Art Reviews — W.S. Di Piero's eye on exhibits Ask a Hipster — Advice you didn't know you needed Best Buys — San Diego shopping Big Screen — Movie commentary Blurt — Music's inside track Booze News — San Diego spirits City Lights — News and politics Classical Music — Immortal beauty Classifieds — Free and easy Cover Stories — Front-page features Excerpts — Literary and spiritual excerpts Famous Former Neighbors — Next-door celebs Feast! — Food & drink reviews Feature Stories — Local news & stories From the Archives — Spotlight on the past Golden Dreams — Talk of the town Here's the Deal — Chad Deal's watering holes Just Announced — The scoop on shows Letters — Our inbox [email protected] — Local movie buffs share favorites Movie Reviews — Our critics' picks and pans Musician Interviews — Up close with local artists Neighborhood News from Stringers — Hyperlocal news News Ticker — News & politics Obermeyer — San Diego politics illustrated Of Note — Concert picks Out & About — What's Happening Overheard in San Diego — Eavesdropping illustrated Poetry — The old and the new Pour Over — Grab a cup Reader Travel — Travel section built by travelers Reading — The hunt for intellectuals Roam-O-Rama — SoCal's best hiking/biking trails San Diego Beer News — Inside San Diego suds SD on the QT — Almost factual news Set 'em Up Joe — Bartenders' drink recipes Sheep and Goats — Places of worship Special Issues — The best of Sports — Athletics without gush Street Style — San Diego streets have style Suit Up — Fashion tips for dudes Theater Reviews — Local productions Theater antireviews — Narrow your search Tin Fork — Silver spoon alternative Under the Radar — Matt Potter's undercover work Unforgettable — Long-ago San Diego Unreal Estate — San Diego's priciest pads Waterfront — All things ocean Your Week — Daily event picks

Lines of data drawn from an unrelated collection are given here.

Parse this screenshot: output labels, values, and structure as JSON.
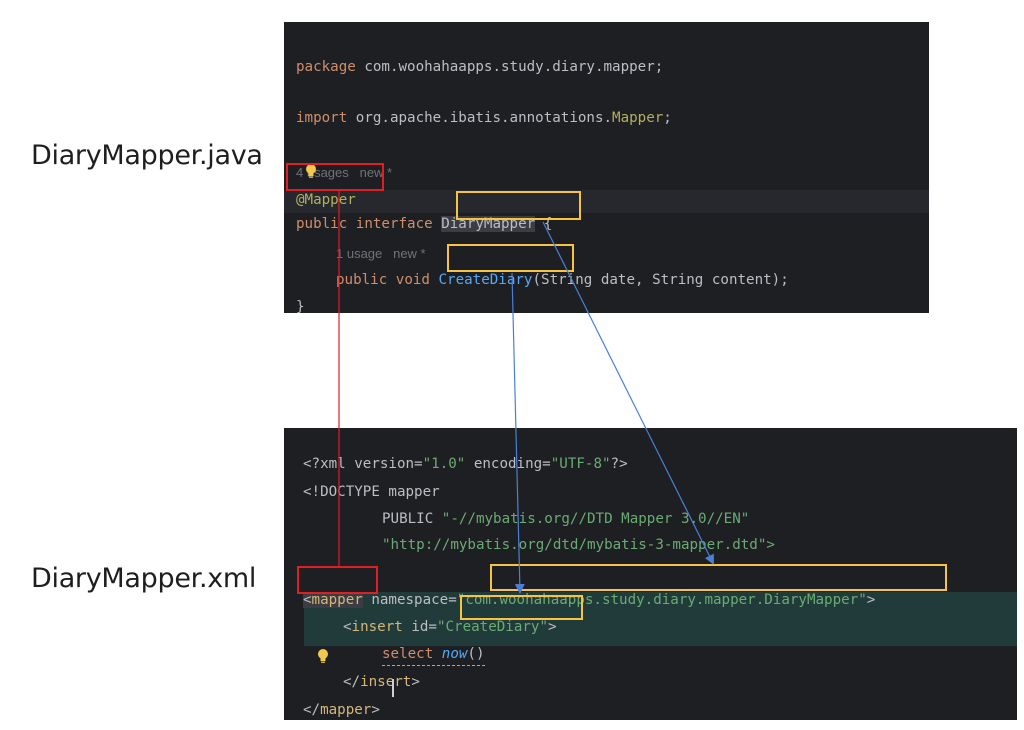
{
  "labels": {
    "java_file": "DiaryMapper.java",
    "xml_file": "DiaryMapper.xml"
  },
  "java_editor": {
    "line1": {
      "kw": "package",
      "rest": " com.woohahaapps.study.diary.mapper;"
    },
    "line2": {
      "kw": "import",
      "rest": " org.apache.ibatis.annotations.",
      "ann": "Mapper",
      "end": ";"
    },
    "usages_hint": "4 usages   new *",
    "line3": {
      "text": "@Mapper"
    },
    "line4": {
      "kw": "public interface",
      "name": "DiaryMapper",
      "end": " {"
    },
    "method_hint": "1 usage   new *",
    "line5": {
      "kw": "public void",
      "name": "CreateDiary",
      "params": "(String date, String content);"
    },
    "line6": "}"
  },
  "xml_editor": {
    "line1": {
      "a": "<?",
      "b": "xml version=",
      "c": "\"1.0\"",
      "d": " encoding=",
      "e": "\"UTF-8\"",
      "f": "?>"
    },
    "line2": {
      "a": "<!DOCTYPE ",
      "b": "mapper"
    },
    "line3": {
      "a": "PUBLIC ",
      "b": "\"-//mybatis.org//DTD Mapper 3.0//EN\""
    },
    "line4": "\"http://mybatis.org/dtd/mybatis-3-mapper.dtd\">",
    "line5": {
      "open": "<",
      "tag": "mapper",
      "attr": " namespace=",
      "q1": "\"",
      "value": "com.woohahaapps.study.diary.mapper.DiaryMapper",
      "q2": "\"",
      "close": ">"
    },
    "line6": {
      "open": "<",
      "tag": "insert",
      "attr": " id=",
      "q1": "\"",
      "value": "CreateDiary",
      "q2": "\"",
      "close": ">"
    },
    "line7": {
      "a": "select ",
      "b": "now",
      "c": "()"
    },
    "line8": {
      "open": "</",
      "tag": "insert",
      "close": ">"
    },
    "line9": {
      "open": "</",
      "tag": "mapper",
      "close": ">"
    }
  },
  "colors": {
    "editor_bg": "#1e1f22",
    "keyword": "#cf8e6d",
    "annotation": "#b3ae60",
    "function": "#56a8f5",
    "string": "#6aab73",
    "tag": "#d5b778",
    "red_box": "#e01f24",
    "yellow_box": "#f6c343",
    "blue_arrow": "#4a7fd8"
  }
}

4S Ranch Allied Gardens Alpine Baja Balboa Park Bankers Hill Barrio Logan Bay Ho Bay Park Black Mountain Ranch Blossom Valley Bonita Bonsall Borrego Springs Boulevard Campo Cardiff-by-the-Sea Carlsbad Carmel Mountain Carmel Valley Chollas View Chula Vista City College City Heights Clairemont College Area Coronado CSU San Marcos Cuyamaca College Del Cerro Del Mar Descanso Downtown San Diego Eastlake East Village El Cajon Emerald Hills Encanto Encinitas Escondido Fallbrook Fletcher Hills Golden Hill Grant Hill Grantville Grossmont College Guatay Harbor Island Hillcrest Imperial Beach Imperial Valley Jacumba Jamacha-Lomita Jamul Julian Kearny Mesa Kensington La Jolla Lakeside La Mesa Lemon Grove Leucadia Liberty Station Lincoln Acres Lincoln Park Linda Vista Little Italy Logan Heights Mesa College Midway District MiraCosta College Miramar Miramar College Mira Mesa Mission Beach Mission Hills Mission Valley Mountain View Mount Hope Mount Laguna National City Nestor Normal Heights North Park Oak Park Ocean Beach Oceanside Old Town Otay Mesa Pacific Beach Pala Palomar College Palomar Mountain Paradise Hills Pauma Valley Pine Valley Point Loma Point Loma Nazarene Potrero Poway Rainbow Ramona Rancho Bernardo Rancho Penasquitos Rancho San Diego Rancho Santa Fe Rolando San Carlos San Marcos San Onofre Santa Ysabel Santee San Ysidro Scripps Ranch SDSU Serra Mesa Shelltown Shelter Island Sherman Heights Skyline Solana Beach Sorrento Valley Southcrest South Park Southwestern College Spring Valley Stockton Talmadge Temecula Tierrasanta Tijuana UCSD University City University Heights USD Valencia Park Valley Center Vista Warner Springs
Close